A digital camera from Lytro, Inc., Mountain View, CA (www.lytro.com) that enables the picture to be focused after it is taken. Rather than recording light as single amounts, the camera's microlens captures the entire light field, which is the color, intensity and direction of all the light rays. Instead of megapixels, the Lytro camera is rated at 11 megarays.

With shipments beginning in early 2012, the Lytro is the first commercial product of the light field technology, which required supercomputers to process the images in the past.


Point and Shoot
The Lytro is a quick point and shoot, because there is no need to focus the camera. In fact, there is no focus.
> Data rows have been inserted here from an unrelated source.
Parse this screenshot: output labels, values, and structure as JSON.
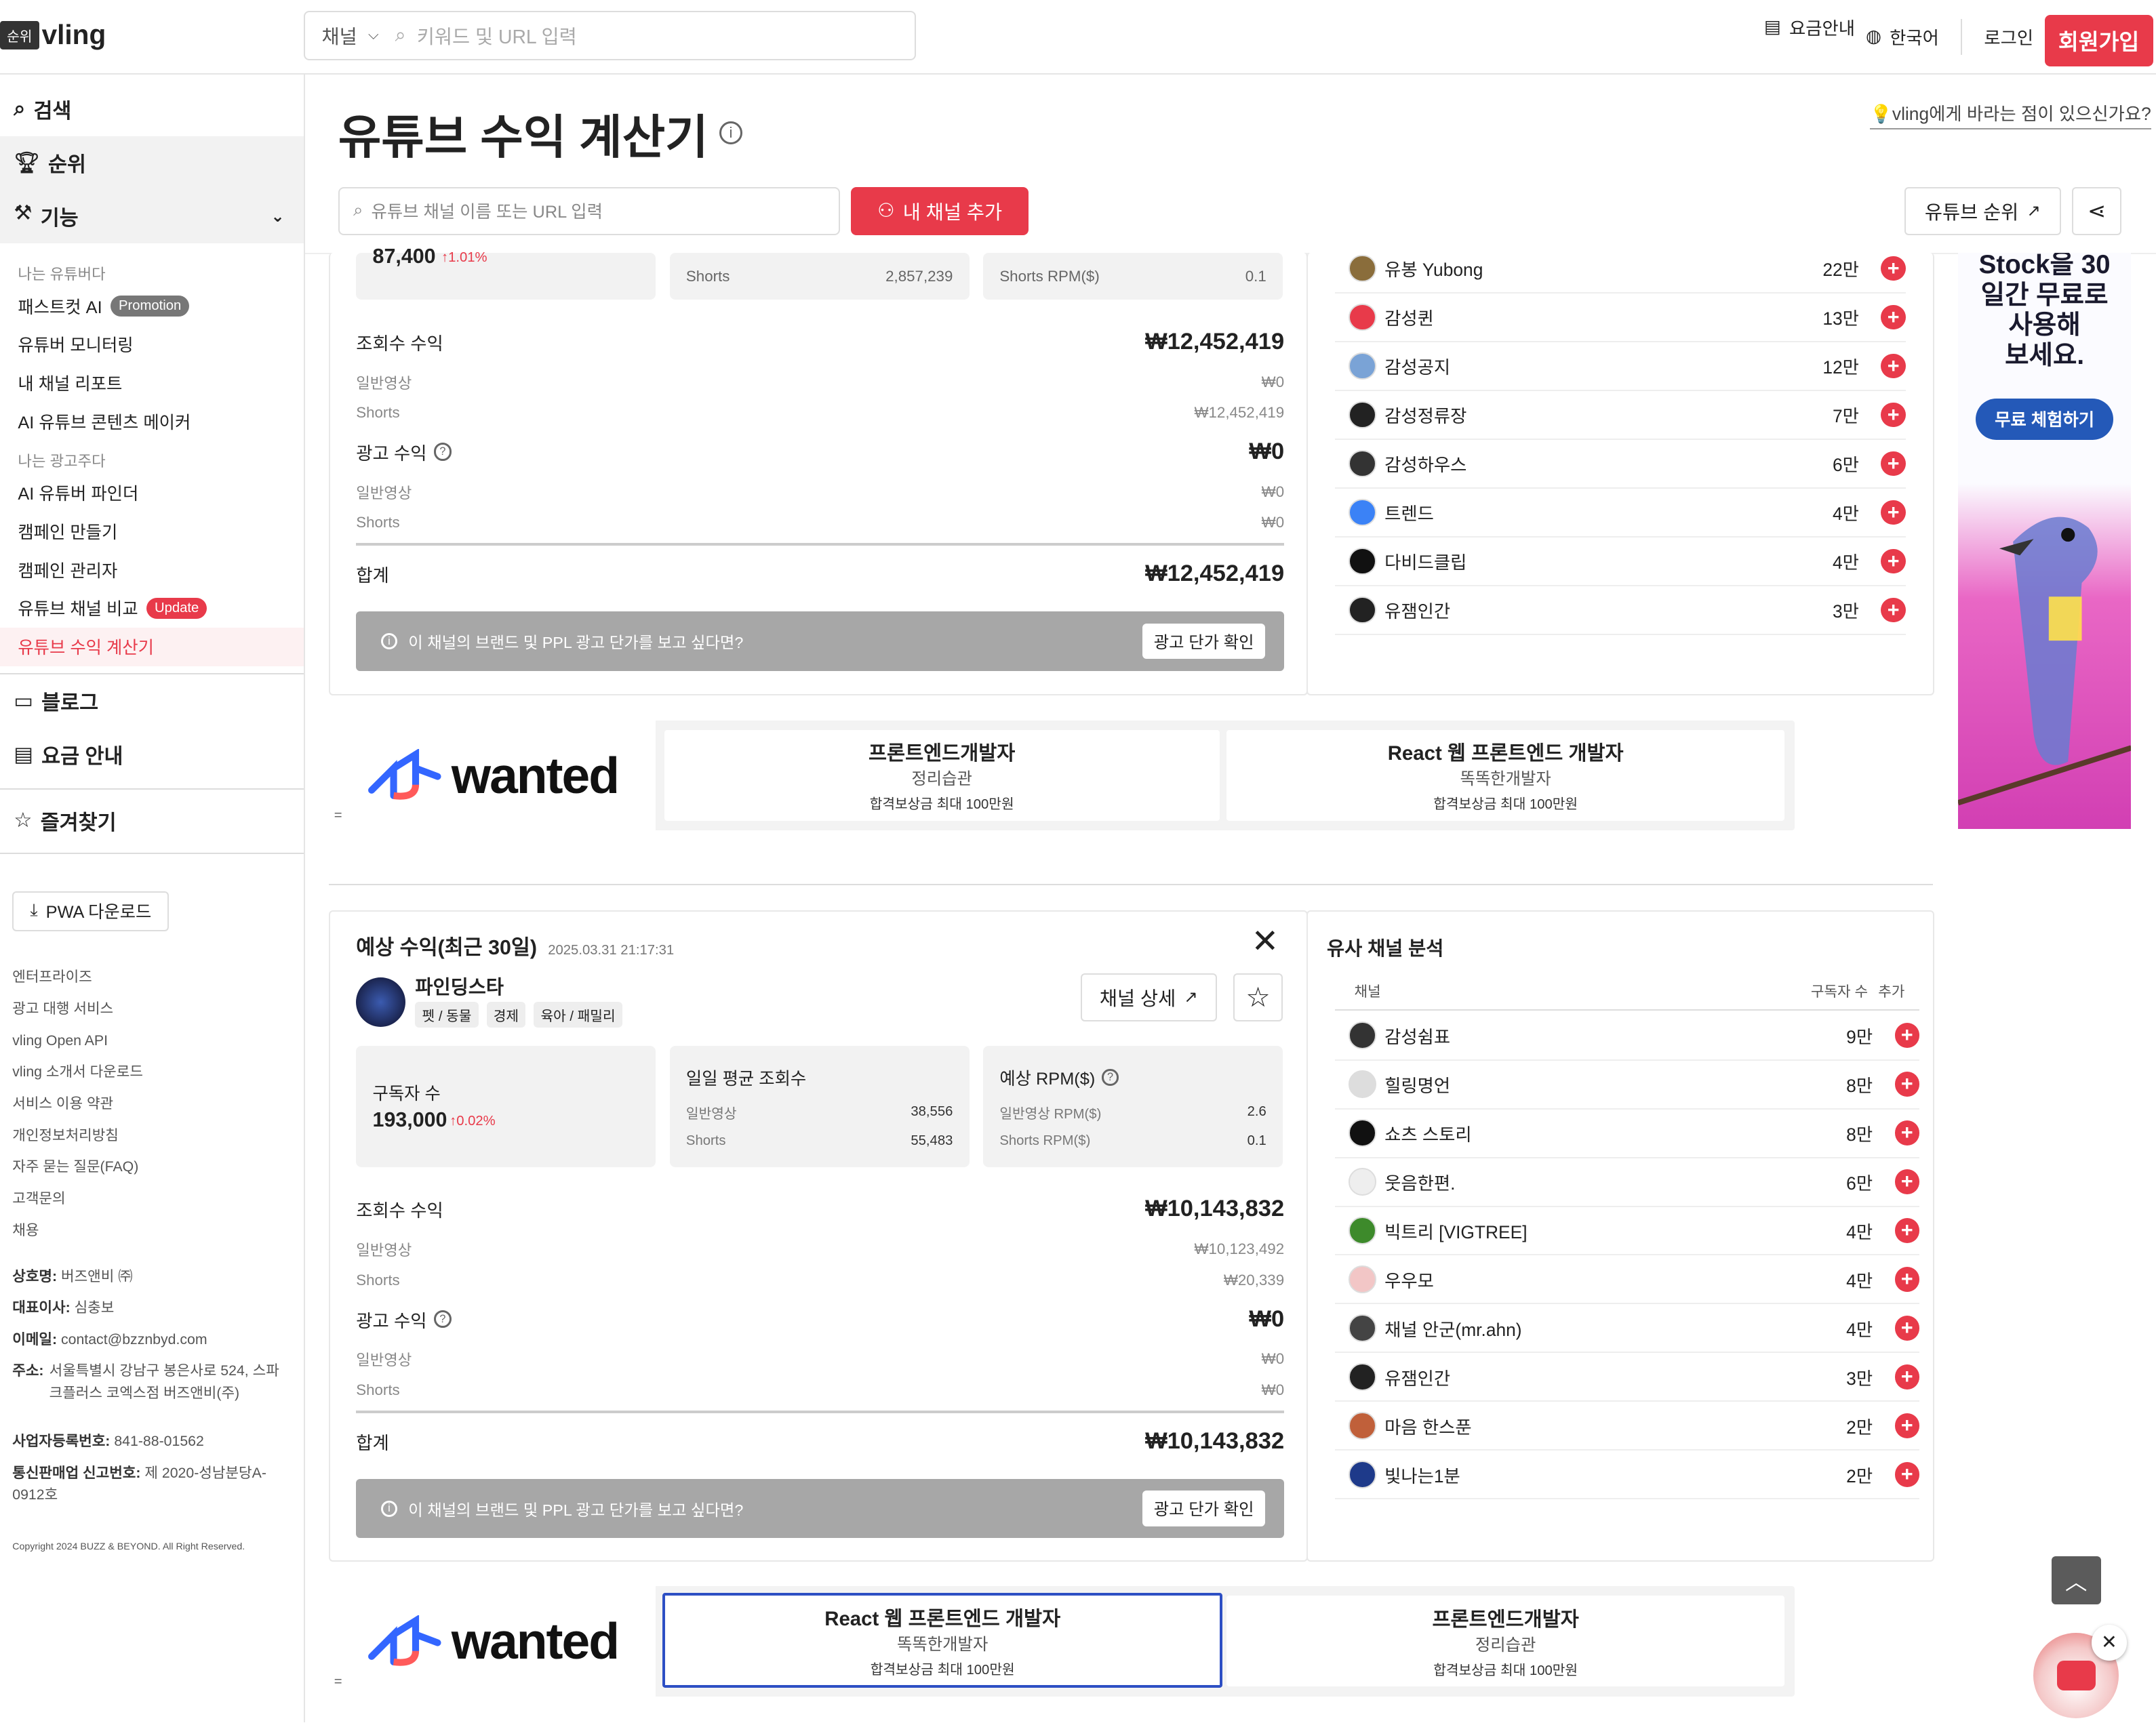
{
  "header": {
    "rank_tag": "순위",
    "brand": "vling",
    "channel_select": "채널",
    "search_placeholder": "키워드 및 URL 입력",
    "pricing": "요금안내",
    "language": "한국어",
    "login": "로그인",
    "signup": "회원가입"
  },
  "sidebar": {
    "main": [
      {
        "label": "검색"
      },
      {
        "label": "순위"
      },
      {
        "label": "기능"
      }
    ],
    "cap1": "나는 유튜버다",
    "youtuber_items": [
      {
        "label": "패스트컷 AI",
        "badge": "Promotion"
      },
      {
        "label": "유튜버 모니터링"
      },
      {
        "label": "내 채널 리포트"
      },
      {
        "label": "AI 유튜브 콘텐츠 메이커"
      }
    ],
    "cap2": "나는 광고주다",
    "advertiser_items": [
      {
        "label": "AI 유튜버 파인더"
      },
      {
        "label": "캠페인 만들기"
      },
      {
        "label": "캠페인 관리자"
      },
      {
        "label": "유튜브 채널 비교",
        "badge": "Update"
      },
      {
        "label": "유튜브 수익 계산기"
      }
    ],
    "blog": "블로그",
    "pricing": "요금 안내",
    "favorites": "즐겨찾기",
    "pwa": "PWA 다운로드",
    "footer_links": [
      "엔터프라이즈",
      "광고 대행 서비스",
      "vling Open API",
      "vling 소개서 다운로드",
      "서비스 이용 약관",
      "개인정보처리방침",
      "자주 묻는 질문(FAQ)",
      "고객문의",
      "채용"
    ],
    "company": {
      "name_k": "상호명:",
      "name_v": "버즈앤비 ㈜",
      "ceo_k": "대표이사:",
      "ceo_v": "심충보",
      "email_k": "이메일:",
      "email_v": "contact@bzznbyd.com",
      "addr_k": "주소:",
      "addr_v": "서울특별시 강남구 봉은사로 524, 스파크플러스 코엑스점 버즈앤비(주)",
      "biz_k": "사업자등록번호:",
      "biz_v": "841-88-01562",
      "mail_k": "통신판매업 신고번호:",
      "mail_v": "제 2020-성남분당A-0912호",
      "copyright": "Copyright 2024 BUZZ & BEYOND. All Right Reserved."
    }
  },
  "page": {
    "title": "유튜브 수익 계산기",
    "feedback": "💡vling에게 바라는 점이 있으신가요?",
    "search_placeholder": "유튜브 채널 이름 또는 URL 입력",
    "add_channel": "내 채널 추가",
    "rank_btn": "유튜브 순위"
  },
  "calc1": {
    "sub_partial": "87,400",
    "sub_pct": "↑1.01%",
    "shorts_label": "Shorts",
    "shorts_views": "2,857,239",
    "shorts_rpm_label": "Shorts RPM($)",
    "shorts_rpm": "0.1",
    "view_rev_label": "조회수 수익",
    "view_rev": "₩12,452,419",
    "normal_label": "일반영상",
    "normal_val": "₩0",
    "shorts_val": "₩12,452,419",
    "ad_label": "광고 수익",
    "ad_val": "₩0",
    "ad_normal": "₩0",
    "ad_shorts": "₩0",
    "total_label": "합계",
    "total": "₩12,452,419",
    "banner": "이 채널의 브랜드 및 PPL 광고 단가를 보고 싶다면?",
    "banner_btn": "광고 단가 확인"
  },
  "similar1": [
    {
      "name": "유봉 Yubong",
      "subs": "22만",
      "color": "#8a6d3b"
    },
    {
      "name": "감성퀸",
      "subs": "13만",
      "color": "#e83a4a"
    },
    {
      "name": "감성공지",
      "subs": "12만",
      "color": "#7aa3d6"
    },
    {
      "name": "감성정류장",
      "subs": "7만",
      "color": "#222"
    },
    {
      "name": "감성하우스",
      "subs": "6만",
      "color": "#333"
    },
    {
      "name": "트렌드",
      "subs": "4만",
      "color": "#3b82f6"
    },
    {
      "name": "다비드클립",
      "subs": "4만",
      "color": "#111"
    },
    {
      "name": "유잼인간",
      "subs": "3만",
      "color": "#222"
    }
  ],
  "ad_side": {
    "line1": "Stock을 30",
    "line2": "일간 무료로",
    "line3": "사용해",
    "line4": "보세요.",
    "cta": "무료 체험하기"
  },
  "wanted1": {
    "logo": "wanted",
    "jobs": [
      {
        "title": "프론트엔드개발자",
        "company": "정리습관",
        "reward": "합격보상금 최대 100만원"
      },
      {
        "title": "React 웹 프론트엔드 개발자",
        "company": "똑똑한개발자",
        "reward": "합격보상금 최대 100만원"
      }
    ]
  },
  "calc2": {
    "heading": "예상 수익(최근 30일)",
    "date": "2025.03.31 21:17:31",
    "channel": "파인딩스타",
    "tags": [
      "펫 / 동물",
      "경제",
      "육아 / 패밀리"
    ],
    "detail_btn": "채널 상세",
    "subs_label": "구독자 수",
    "subs": "193,000",
    "subs_pct": "↑0.02%",
    "daily_label": "일일 평균 조회수",
    "normal_label": "일반영상",
    "daily_normal": "38,556",
    "shorts_label": "Shorts",
    "daily_shorts": "55,483",
    "rpm_label": "예상 RPM($)",
    "rpm_normal_label": "일반영상 RPM($)",
    "rpm_normal": "2.6",
    "rpm_shorts_label": "Shorts RPM($)",
    "rpm_shorts": "0.1",
    "view_rev_label": "조회수 수익",
    "view_rev": "₩10,143,832",
    "normal_val": "₩10,123,492",
    "shorts_val": "₩20,339",
    "ad_label": "광고 수익",
    "ad_val": "₩0",
    "ad_normal": "₩0",
    "ad_shorts": "₩0",
    "total_label": "합계",
    "total": "₩10,143,832",
    "banner": "이 채널의 브랜드 및 PPL 광고 단가를 보고 싶다면?",
    "banner_btn": "광고 단가 확인"
  },
  "similar2": {
    "title": "유사 채널 분석",
    "col_channel": "채널",
    "col_subs": "구독자 수",
    "col_add": "추가",
    "rows": [
      {
        "name": "감성쉼표",
        "subs": "9만",
        "color": "#333"
      },
      {
        "name": "힐링명언",
        "subs": "8만",
        "color": "#ddd"
      },
      {
        "name": "쇼츠 스토리",
        "subs": "8만",
        "color": "#111"
      },
      {
        "name": "웃음한편.",
        "subs": "6만",
        "color": "#eee"
      },
      {
        "name": "빅트리 [VIGTREE]",
        "subs": "4만",
        "color": "#3d8a2b"
      },
      {
        "name": "우우모",
        "subs": "4만",
        "color": "#f2c6c6"
      },
      {
        "name": "채널 안군(mr.ahn)",
        "subs": "4만",
        "color": "#444"
      },
      {
        "name": "유잼인간",
        "subs": "3만",
        "color": "#222"
      },
      {
        "name": "마음 한스푼",
        "subs": "2만",
        "color": "#c0603a"
      },
      {
        "name": "빛나는1분",
        "subs": "2만",
        "color": "#1e3a8a"
      }
    ]
  },
  "wanted2": {
    "logo": "wanted",
    "jobs": [
      {
        "title": "React 웹 프론트엔드 개발자",
        "company": "똑똑한개발자",
        "reward": "합격보상금 최대 100만원"
      },
      {
        "title": "프론트엔드개발자",
        "company": "정리습관",
        "reward": "합격보상금 최대 100만원"
      }
    ]
  }
}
After the Fact
Using software in the camera or computer, the focal plane of the image can be selected at any time. (Images courtesy of Eric Cheng, Director of Photography, www.lytro.com)
References in periodicals archive ?
In this context, 3D3C velocity measurements with a single plenoptic camera are finding their way into engine research.
A plenoptic camera also has potential use in measuring the flow in 3D3C manner with a simple compact setup [26].
The plenoptic 3D PTV system consists of a double-exposure plenoptic camera and a dual-cavity PIV laser (Litron Nano T120-15, 120 mJ/pulse).
To evaluate the accuracy of the 3D reconstruction of the plenoptic camera, a simple setup was developed as shown in Figure 2.
In current plenoptic camera settings, the depth-of-field is between 492 mm and 441 mm away from the camera sensor chip.
The setting for the plenoptic camera was adjusted for the steady-state engine flow bench study since silicone oil droplet is much smaller than the dots on the target used in Section 'Assessing Plenoptic PTV'.
Second, the imaging rate of current plenoptic camera is only up to 2.
Light Field Photography with a Hand-Held Plenoptic Camera.
Digital imaging system for synthesizing an image using data recorded with a plenoptic camera.
Recent Development of Volumetric PIV with a Plenoptic Camera, in 10th International Symposium on Particle Image Velocimetry - PIV13.
Already, commercial plenoptic cameras allow to easily capture the light field of a scene and are suitable for real-world applications, while a recent survey even predicted that in about 20 years time, every consumer camera will be a light field camera.
Plenoptic cameras with interactive performance using GPUs and embedded cameras with GPUs like Lytro and Ximea will show up this year.